Tyyne-Kerttu Virkki was appointed editor-in-chief of Omin käsin in the spring of 1944, a position which she kept until retiring in 1970. The publication, which first appeared in 1938 as Kotilieden käsityölehti, aimed to preserve handicraft skills and Finnish traditions of handicraft. The magazine also presented numerous ideas for beautifying the home and provided practical instructions, introduced innovations, reported on exhibitions and fairs, organised competitions, and also awarded grants.
The magazine also informed its readers about the handicraft culture of other peoples. The aim was to create aesthetically pleasing, lasting quality under the conditions of economic austerity that prevailed during the period.
Vokki Oy:n toimitusjohtajana ja mallisuunnittelijana 1947-1990
Tyyne-Kerttu Virkki and Edith Verkkolainen, a manager originally from Viipuri (Vyborg), established Vokki Oy in Helsinki in 1947. The business concept was to preserve old handicraft skills and adapt traditions to the present day, as well as to provide employment opportunities for skilled artists, particularly in the firm’s early years, to employ handcraft artisans displaced from territories Finland had been forced to cede to the Soviet Union after World War II.
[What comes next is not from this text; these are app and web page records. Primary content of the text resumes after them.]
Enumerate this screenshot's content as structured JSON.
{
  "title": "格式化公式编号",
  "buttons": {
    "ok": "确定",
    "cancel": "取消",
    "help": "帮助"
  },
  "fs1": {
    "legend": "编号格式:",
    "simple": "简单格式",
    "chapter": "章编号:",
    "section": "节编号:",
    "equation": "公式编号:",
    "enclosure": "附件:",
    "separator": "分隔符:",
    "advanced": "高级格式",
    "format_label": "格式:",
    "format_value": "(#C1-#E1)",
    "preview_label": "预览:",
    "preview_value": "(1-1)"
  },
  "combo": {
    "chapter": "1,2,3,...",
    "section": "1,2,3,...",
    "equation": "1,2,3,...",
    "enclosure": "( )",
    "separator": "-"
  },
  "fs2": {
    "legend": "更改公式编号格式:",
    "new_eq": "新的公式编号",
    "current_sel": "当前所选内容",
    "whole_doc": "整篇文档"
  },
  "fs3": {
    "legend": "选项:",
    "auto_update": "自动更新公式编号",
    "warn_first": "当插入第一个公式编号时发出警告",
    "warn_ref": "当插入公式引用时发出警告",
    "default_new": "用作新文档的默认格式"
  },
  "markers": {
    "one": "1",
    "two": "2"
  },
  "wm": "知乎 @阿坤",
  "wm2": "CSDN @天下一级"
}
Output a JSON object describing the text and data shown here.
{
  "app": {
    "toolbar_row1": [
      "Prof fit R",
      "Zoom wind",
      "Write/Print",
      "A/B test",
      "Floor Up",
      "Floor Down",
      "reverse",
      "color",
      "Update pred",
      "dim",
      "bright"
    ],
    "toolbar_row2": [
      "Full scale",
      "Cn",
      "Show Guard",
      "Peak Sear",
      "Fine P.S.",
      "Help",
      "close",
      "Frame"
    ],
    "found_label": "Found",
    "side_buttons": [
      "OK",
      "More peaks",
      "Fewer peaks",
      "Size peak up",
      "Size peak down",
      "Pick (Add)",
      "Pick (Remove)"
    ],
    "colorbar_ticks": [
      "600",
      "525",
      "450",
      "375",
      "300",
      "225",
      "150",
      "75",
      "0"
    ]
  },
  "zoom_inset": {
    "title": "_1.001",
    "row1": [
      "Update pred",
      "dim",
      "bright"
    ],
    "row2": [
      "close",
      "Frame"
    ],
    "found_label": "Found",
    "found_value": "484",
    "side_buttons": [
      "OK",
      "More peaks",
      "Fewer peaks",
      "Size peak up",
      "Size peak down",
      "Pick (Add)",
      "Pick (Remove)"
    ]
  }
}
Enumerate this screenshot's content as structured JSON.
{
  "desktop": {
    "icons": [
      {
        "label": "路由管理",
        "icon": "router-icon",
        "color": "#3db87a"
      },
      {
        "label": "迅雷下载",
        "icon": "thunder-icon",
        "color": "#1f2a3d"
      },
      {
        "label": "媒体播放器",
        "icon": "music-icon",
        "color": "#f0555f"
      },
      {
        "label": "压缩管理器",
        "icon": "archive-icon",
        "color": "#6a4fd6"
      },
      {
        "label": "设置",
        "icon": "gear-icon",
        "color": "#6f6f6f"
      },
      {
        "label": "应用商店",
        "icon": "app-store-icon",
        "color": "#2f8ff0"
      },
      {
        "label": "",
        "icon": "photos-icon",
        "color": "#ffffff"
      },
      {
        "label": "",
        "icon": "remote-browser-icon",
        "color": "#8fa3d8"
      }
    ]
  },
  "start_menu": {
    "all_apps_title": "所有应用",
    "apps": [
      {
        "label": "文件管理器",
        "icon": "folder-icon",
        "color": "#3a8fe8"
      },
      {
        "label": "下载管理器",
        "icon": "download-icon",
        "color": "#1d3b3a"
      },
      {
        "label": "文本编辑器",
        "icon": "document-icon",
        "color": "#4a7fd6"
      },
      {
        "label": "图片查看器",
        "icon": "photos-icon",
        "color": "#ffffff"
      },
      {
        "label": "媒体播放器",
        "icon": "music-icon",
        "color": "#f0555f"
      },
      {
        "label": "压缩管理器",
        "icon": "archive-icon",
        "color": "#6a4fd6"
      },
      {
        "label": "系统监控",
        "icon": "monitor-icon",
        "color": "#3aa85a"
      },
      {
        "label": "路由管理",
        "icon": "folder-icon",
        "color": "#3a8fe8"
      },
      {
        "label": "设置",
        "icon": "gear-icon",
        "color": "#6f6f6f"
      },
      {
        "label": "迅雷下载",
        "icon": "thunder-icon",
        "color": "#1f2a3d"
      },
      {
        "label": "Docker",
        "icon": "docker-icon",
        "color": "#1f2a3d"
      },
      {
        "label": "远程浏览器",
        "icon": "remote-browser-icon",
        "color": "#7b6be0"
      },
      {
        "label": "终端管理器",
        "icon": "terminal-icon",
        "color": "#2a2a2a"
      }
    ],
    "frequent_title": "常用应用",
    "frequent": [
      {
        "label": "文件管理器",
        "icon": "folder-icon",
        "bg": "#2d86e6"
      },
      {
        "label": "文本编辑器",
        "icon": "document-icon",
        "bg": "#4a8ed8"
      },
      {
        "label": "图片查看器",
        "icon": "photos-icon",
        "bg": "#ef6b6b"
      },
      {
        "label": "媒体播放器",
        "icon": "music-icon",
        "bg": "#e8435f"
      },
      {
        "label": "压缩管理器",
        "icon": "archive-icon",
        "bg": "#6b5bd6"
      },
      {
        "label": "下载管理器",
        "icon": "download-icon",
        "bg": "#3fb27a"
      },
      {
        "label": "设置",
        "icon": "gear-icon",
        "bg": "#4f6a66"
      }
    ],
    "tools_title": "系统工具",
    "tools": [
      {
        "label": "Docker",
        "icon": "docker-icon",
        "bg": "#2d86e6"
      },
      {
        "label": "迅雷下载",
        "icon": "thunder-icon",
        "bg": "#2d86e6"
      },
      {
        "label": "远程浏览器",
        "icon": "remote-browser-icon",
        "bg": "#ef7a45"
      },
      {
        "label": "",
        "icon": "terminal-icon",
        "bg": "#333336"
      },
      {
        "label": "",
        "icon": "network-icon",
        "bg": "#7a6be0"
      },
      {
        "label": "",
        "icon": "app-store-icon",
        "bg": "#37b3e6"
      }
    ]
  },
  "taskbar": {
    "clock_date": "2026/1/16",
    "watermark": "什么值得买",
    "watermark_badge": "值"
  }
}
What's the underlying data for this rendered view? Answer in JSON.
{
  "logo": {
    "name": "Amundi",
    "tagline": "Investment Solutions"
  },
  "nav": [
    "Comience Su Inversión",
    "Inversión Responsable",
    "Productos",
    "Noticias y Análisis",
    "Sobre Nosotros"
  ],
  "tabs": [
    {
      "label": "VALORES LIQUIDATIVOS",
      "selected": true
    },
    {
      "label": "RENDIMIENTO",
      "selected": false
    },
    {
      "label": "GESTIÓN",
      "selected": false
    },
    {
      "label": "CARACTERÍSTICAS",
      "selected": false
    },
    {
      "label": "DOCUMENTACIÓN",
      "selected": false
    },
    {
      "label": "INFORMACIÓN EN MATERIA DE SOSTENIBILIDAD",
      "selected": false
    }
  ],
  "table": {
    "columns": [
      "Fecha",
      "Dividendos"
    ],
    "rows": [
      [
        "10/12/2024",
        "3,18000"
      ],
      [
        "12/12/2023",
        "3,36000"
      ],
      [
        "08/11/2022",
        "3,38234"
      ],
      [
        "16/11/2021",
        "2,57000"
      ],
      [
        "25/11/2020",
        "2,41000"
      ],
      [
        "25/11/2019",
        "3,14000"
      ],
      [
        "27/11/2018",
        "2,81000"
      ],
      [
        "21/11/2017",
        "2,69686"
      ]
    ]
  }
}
Vokki’s first premises were at Unioninkatu 15, where its textile production was also located. Later the shop moved to the Finnish Design Center house at Kasarmikatu 19 and the interior design office to Väinämöisenkatu 31, where the Omin käsin editorial offices were also located.
In 1977 Vokki Oy moved to the building where Virkki lived at Merikannontie 3; its activities then focused on a gallery exhibiting handicrafts.
Virkki-käsityömuseo ja säätiö perinteiden vaalijoina 1977-
In 1977, after obtaining space together with a gallery on the ground floor of the apartment building at Merikannontie 3, Tyyne-Kerttu Virkki established the Virkki Handicrafts Museum based on the collection that she had assembled. The area was decorated by interior designer Epe Kerminen and included an ‘East Karelian corner’ whose furnishings reproduced traditional architectural decorative motifs. In addition to its permanent exhibition the museum hosted numerous annual celebrations and related programs.
In 1995 the museum moved to Karelia House where dedicated rooms were created for both permanent and special exhibitions, as well as storage facilities. The collection comprises almost 4000 pieces of handicraft art from both Finland and abroad. The museum also has an archive and reference library.
The foundation that bear's Tyyne-Kerttu Virkki's name was established in 1978 with the aim of assuring the continued operation of the museum and preserving Finnish, including Karelian, handicraft, cottage industries, and industrial art and design, as well as promoting the related culture of traditions, customs and form.